Formula 1 stakeholders will meet virtually on Thursday to vote on a number of changes that could have major ramifications for the sport.
Formula 1 management including motorsports director Ross Brawn and new CEO Stefano Domenicali, will be joined by the FIA and representatives from all 10 F1 teams, forming the F1 Commission.
They will be voting on a number of changes that will impact not only the 2021 season, but also the future of the sport.
One of the key votes will be on the push for the introduction of sprint races at select events this season. Brawn and Domenicali are keen to trial format changes which might spice up the race weekend and aid in creating more unpredictable results.
The plan for reversed grid races was dropped after teams opposed the move, but a fresh push for a Saturday sprint race at three grands prix – Canada, Italy and Brazil – is up for discussion.
The plan would see a qualifying session taking place on Friday which would determine the grid for Saturday’s sprint race. This would be in the form of a 100km race – equal to 23 laps of the Gilles Villeneuve Circuit – with that result forming the grid for Sunday’s main event.
The reversed grid idea fell apart after Mercedes voted against it and under the rules at the time it required unanimous backing to get the green light.
However under the new Concorde Agreement, such unanimous support is no longer required. Now a ‘super majority’ rule applies, which means 28 votes out of 30 are required. F1 and the FIA each hold ten votes, with each of the teams holding one vote.
Portugal and Bahrain
A vote that is expected to get the green light is the inclusion of Portugal on the ’21 calendar. Currently slated for May 2, the race at the Portimao circuit would bump the calendar up to 23 events.
However there remains an issue in that Portugal is listed on the UK’s ‘red list’ of countries which require travellers to quarantine on return and as elite sports have not been granted an exemption like they were last year, teams would have to adhere to this rule.
With the majority of F1 teams based in the UK, it would mean getting a commitment for team staff to travel directly to Spain for the following event.
This isn’t a major issue as the Spanish GP is on the following weekend and with Spain not listed, teams could then return to the UK before the Monaco GP on May 23.

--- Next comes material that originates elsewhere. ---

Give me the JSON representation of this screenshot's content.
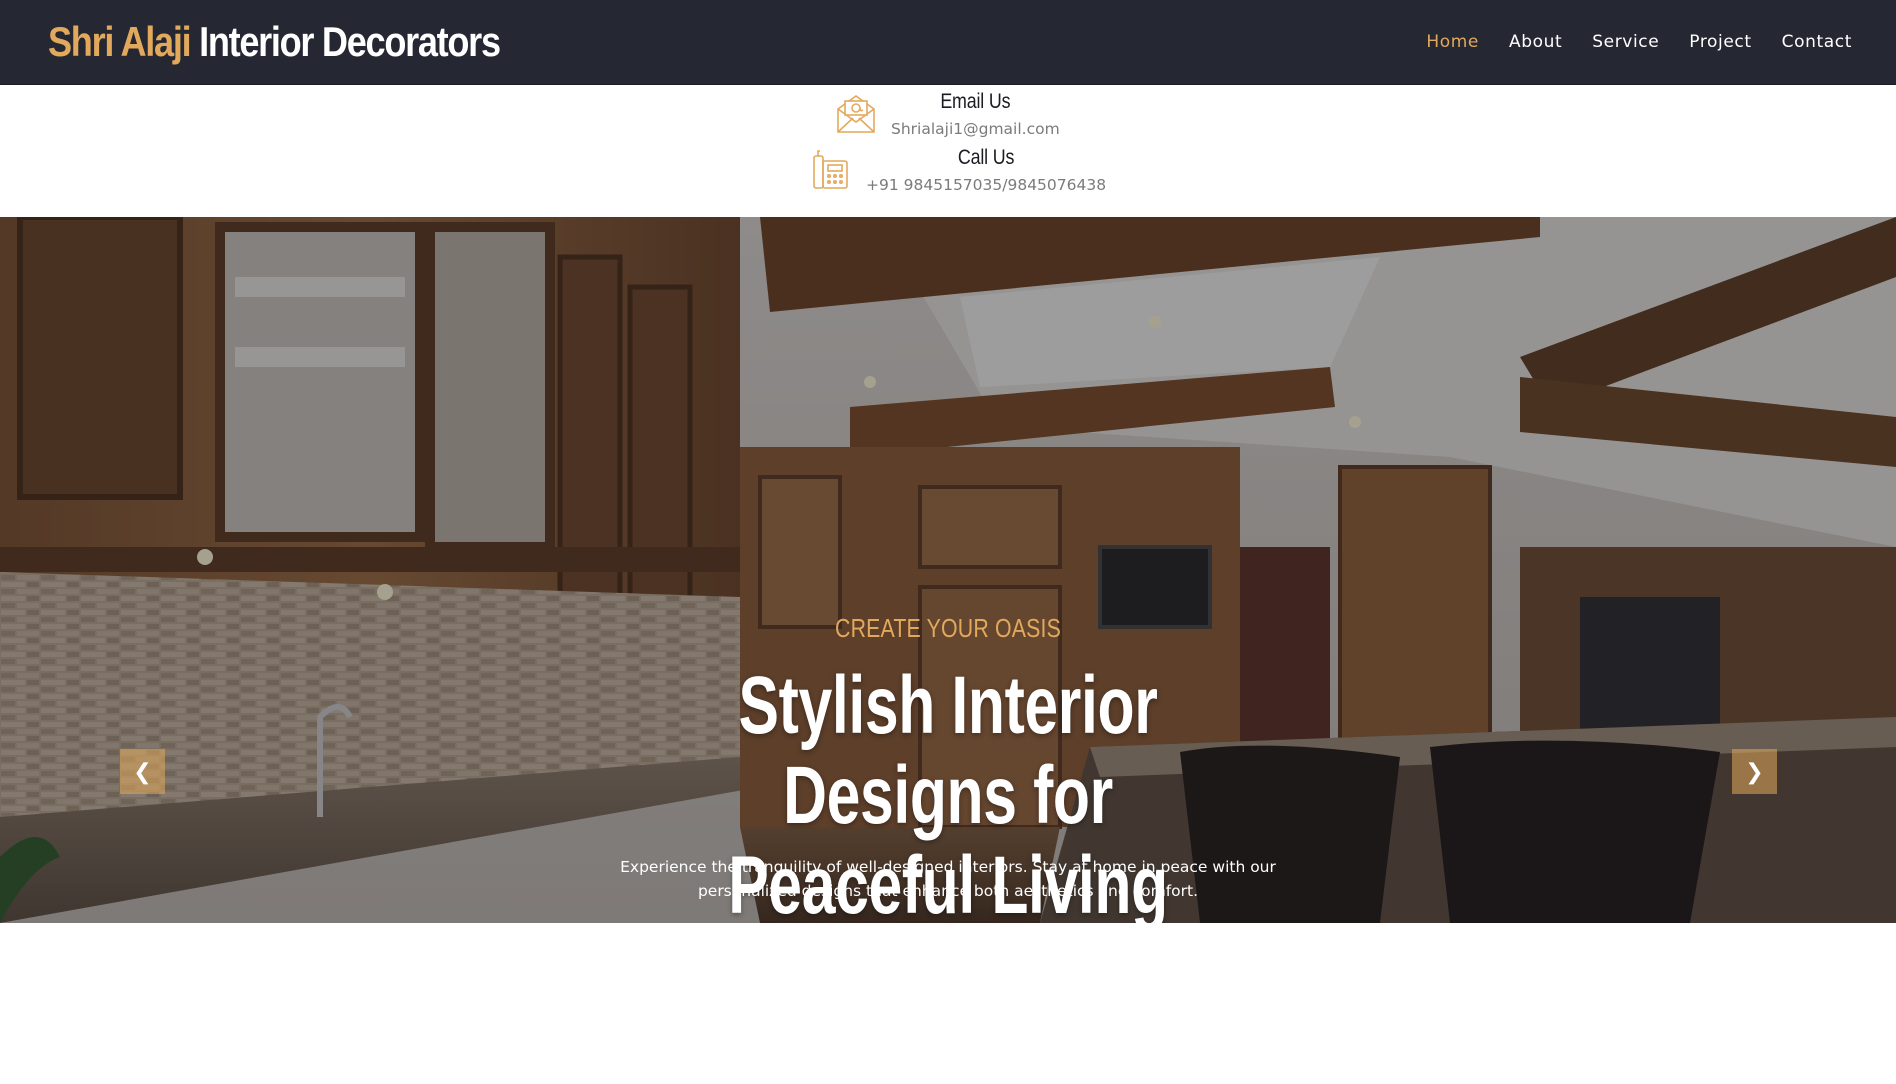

Meanwhile a second race at the Sakhir Circuit in Bahrain is to be discussed. This would see another race take place on the Outer Loop on the following weekend after the Bahrain GP.
A vote that Red Bull will be hoping gets support is that of an agreement to freeze engine development at the end of ’21.
Red Bull is pushing for this to happen because it hopes to take over Honda’s intellectual property (IP), which would allow it to continue running Honda’s engines after the Japanese manufacturer quits the sport after this season.
However Red Bull wouldn’t have the necessary budget or resources to continue development of the Power Unit itself and is therefore pushing for the engines to be frozen, meaning development would only be allowed for reliability reasons.
If a freeze doesn’t happen, it’s likely the Honda PU would fall behind its rivals and could lead to Red Bull following Honda out of the door.
F1 and the FIA both support the move as it would not only save costs, but would allow it to bring forward plans for a new Power Unit in 2025.
Matters might be complicated by the introduction of a greater use of sustainable fuels, whilst a manufacturer that finds itself on the back-foot in terms of power when the freeze takes hold, would suffer until a new engine is introduced.
These matters will likely be the main sticking points and although Mercedes, Renault and Ferrari have shown some support for the idea, they have all shown some resistance.